[WHAT THIS TASK INVOLVES]
Extract the lines that carry the string "title" from the listing.

[EXCERPTED RECORDS]

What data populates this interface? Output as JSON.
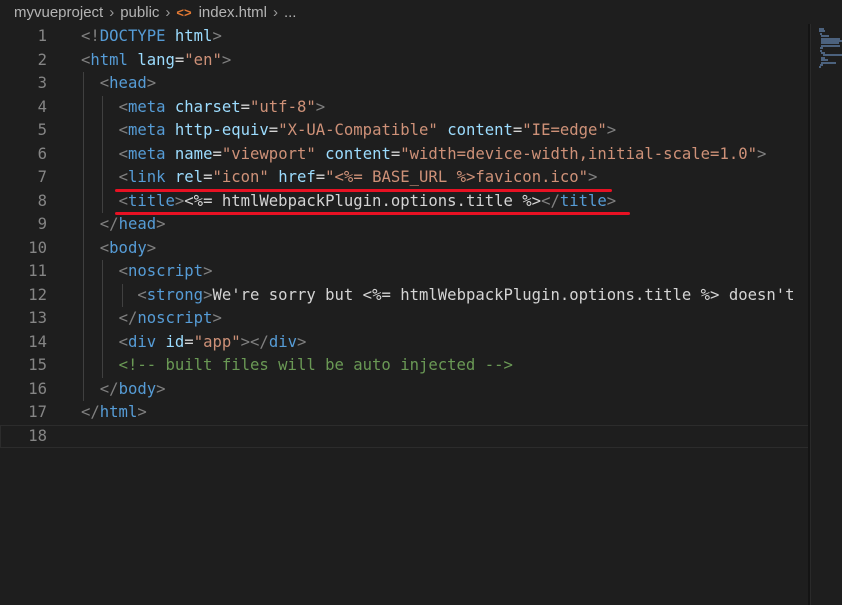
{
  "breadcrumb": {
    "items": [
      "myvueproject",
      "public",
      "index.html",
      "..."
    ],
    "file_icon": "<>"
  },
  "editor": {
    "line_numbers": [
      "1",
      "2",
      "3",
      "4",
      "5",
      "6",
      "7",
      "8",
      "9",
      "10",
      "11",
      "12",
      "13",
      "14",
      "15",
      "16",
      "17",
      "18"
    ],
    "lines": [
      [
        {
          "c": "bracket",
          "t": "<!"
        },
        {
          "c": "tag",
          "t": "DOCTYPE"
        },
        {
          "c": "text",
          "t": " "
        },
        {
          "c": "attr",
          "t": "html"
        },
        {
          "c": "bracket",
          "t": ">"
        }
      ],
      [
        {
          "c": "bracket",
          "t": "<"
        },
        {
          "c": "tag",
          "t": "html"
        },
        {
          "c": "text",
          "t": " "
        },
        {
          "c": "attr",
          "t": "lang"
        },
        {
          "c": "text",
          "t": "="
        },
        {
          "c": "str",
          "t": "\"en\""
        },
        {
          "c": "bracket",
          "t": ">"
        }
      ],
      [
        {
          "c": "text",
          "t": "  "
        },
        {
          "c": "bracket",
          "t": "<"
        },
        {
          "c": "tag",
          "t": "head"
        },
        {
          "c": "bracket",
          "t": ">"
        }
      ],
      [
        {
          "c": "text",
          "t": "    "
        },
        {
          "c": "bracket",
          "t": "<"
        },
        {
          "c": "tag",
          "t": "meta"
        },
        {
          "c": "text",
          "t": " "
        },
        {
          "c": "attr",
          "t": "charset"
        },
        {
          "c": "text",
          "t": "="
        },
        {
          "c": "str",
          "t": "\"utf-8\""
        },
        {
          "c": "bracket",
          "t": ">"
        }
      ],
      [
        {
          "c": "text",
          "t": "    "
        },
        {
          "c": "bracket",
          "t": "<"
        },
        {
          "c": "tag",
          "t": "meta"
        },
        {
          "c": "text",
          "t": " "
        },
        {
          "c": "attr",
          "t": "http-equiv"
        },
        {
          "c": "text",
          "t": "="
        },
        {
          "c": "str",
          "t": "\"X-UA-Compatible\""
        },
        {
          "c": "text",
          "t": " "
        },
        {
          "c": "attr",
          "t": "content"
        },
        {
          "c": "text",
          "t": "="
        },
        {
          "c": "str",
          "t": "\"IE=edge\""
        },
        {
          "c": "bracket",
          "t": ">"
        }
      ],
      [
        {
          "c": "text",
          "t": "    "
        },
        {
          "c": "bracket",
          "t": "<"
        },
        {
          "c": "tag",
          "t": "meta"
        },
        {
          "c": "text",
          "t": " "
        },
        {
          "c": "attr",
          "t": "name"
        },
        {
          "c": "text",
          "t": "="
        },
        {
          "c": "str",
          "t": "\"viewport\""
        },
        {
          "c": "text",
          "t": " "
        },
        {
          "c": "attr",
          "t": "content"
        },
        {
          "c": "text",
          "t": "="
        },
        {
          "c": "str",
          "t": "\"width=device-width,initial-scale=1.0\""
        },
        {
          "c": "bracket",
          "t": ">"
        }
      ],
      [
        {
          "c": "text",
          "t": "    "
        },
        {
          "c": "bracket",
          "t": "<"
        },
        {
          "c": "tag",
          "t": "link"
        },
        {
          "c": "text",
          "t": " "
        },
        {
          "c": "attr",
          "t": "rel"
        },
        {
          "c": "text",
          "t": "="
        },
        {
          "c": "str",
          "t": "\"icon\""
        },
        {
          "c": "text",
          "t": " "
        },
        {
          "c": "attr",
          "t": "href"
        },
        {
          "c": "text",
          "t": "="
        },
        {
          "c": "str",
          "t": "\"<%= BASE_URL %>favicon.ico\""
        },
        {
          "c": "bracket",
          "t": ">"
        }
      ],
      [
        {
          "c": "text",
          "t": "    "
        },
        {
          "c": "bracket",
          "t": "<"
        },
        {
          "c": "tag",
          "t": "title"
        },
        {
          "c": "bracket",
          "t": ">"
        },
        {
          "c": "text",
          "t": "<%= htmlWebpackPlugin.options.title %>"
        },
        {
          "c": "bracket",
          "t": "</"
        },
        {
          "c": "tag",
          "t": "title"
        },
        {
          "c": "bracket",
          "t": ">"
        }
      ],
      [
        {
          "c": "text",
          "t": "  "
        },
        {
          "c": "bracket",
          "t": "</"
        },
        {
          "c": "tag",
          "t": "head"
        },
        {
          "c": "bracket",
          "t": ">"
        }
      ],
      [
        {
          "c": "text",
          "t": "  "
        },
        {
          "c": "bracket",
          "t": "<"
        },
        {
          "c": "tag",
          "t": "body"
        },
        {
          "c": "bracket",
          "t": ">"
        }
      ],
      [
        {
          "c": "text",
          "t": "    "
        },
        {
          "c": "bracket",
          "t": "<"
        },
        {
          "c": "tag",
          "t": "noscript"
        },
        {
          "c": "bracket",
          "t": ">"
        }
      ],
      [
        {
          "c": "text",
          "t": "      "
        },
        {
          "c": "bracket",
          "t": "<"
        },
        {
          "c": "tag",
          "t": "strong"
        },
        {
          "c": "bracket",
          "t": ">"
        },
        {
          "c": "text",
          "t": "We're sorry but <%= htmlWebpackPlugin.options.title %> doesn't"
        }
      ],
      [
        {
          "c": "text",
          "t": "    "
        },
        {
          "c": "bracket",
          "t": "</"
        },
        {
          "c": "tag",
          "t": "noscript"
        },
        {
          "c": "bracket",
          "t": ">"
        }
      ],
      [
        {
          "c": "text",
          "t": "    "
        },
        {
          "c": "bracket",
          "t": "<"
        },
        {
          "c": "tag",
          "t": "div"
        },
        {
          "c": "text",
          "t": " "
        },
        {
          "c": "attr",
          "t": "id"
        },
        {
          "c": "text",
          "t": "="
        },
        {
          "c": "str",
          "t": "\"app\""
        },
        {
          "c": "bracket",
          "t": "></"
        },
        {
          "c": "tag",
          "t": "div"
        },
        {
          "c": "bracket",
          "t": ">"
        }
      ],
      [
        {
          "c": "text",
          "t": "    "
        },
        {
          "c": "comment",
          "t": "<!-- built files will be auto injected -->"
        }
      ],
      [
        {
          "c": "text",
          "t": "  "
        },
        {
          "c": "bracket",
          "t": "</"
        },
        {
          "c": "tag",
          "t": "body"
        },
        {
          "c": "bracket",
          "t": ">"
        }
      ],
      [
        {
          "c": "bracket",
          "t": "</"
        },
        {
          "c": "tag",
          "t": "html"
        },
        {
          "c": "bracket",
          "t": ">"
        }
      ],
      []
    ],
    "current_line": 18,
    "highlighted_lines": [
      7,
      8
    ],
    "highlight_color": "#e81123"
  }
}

[EXERCISE SOLUTION]
          "t": "title"
          "t": "<%= htmlWebpackPlugin.options.title %>"
          "t": "title"
          "t": "We're sorry but <%= htmlWebpackPlugin.options.title %> doesn't"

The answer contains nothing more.